The tradition of using Welsh gold in Royal wedding rings began in April 1923 and continues to this day with Catherine Middleton's marriage to Prince William
In 1911, at the investiture of Prince Edward of Wales at Caernarfon Castle, the regalia used (which consisted of a coronet, a rod, a ring, a sword and a robe or mantle with doublet and sash) incorporated pure Welsh gold, identified by the Welsh dragon stamp. The regalia were later re-used at Prince Charles's investiture at Caernarfon Castle, in 1969.
The British Royal Family has been using pure Welsh gold to create their wedding rings, since 1923. This tradition was founded by The Queen Mother, then Lady Elizabeth Bowes-Lyon, on her marriage to the Duke of York on 26th April, 1923.
Other members of The Royal Family include:
• 1923 The Queen Mother's marriage to King George VI
• 1947 Queen Elizabeth II marriage to Prince Phillip
• 1960 Princess Margaret’s marriage
• 1973 Princess Anne's marriage
• 1981 The marriage of Princess Diana and Prince Charles
• 2005 Prince Charles's marriage to Camilla, Duchess of Cornwall
• 2011 Catherine Middleton's marriage to Prince William.
Her Majesty Queen Elizabeth's very own wedding ring, from her marriage to The Duke of Edinburgh on 20th November 1947, is crafted from a nugget of pure Welsh gold from the Clogau St. David's mine.
The tradition of the British Royal Family using Welsh gold wedding rings was carried into its 88th year during the most recent Royal wedding of the Duke and Duchess of Cambridge on 29th April, 2011.

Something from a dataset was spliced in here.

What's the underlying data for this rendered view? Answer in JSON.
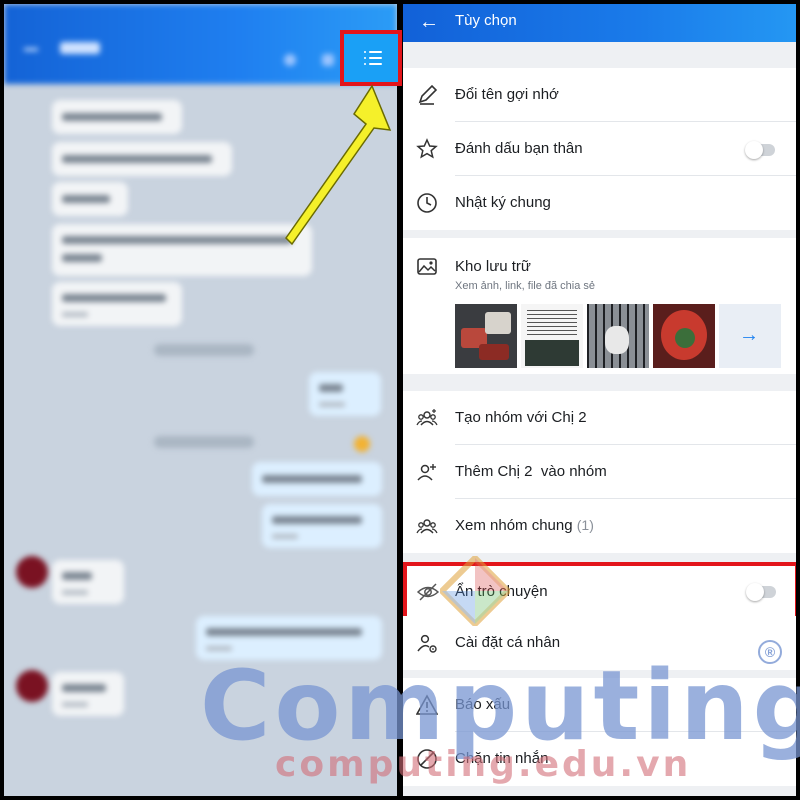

It is this very same rare Welsh gold that is contained within each piece of Clogau jewellery, making it some of the most exclusive jewellery in the world. The content of Welsh gold can be identified by the Welsh dragon stamp, and other unique marks that denote a genuine piece of Clogau.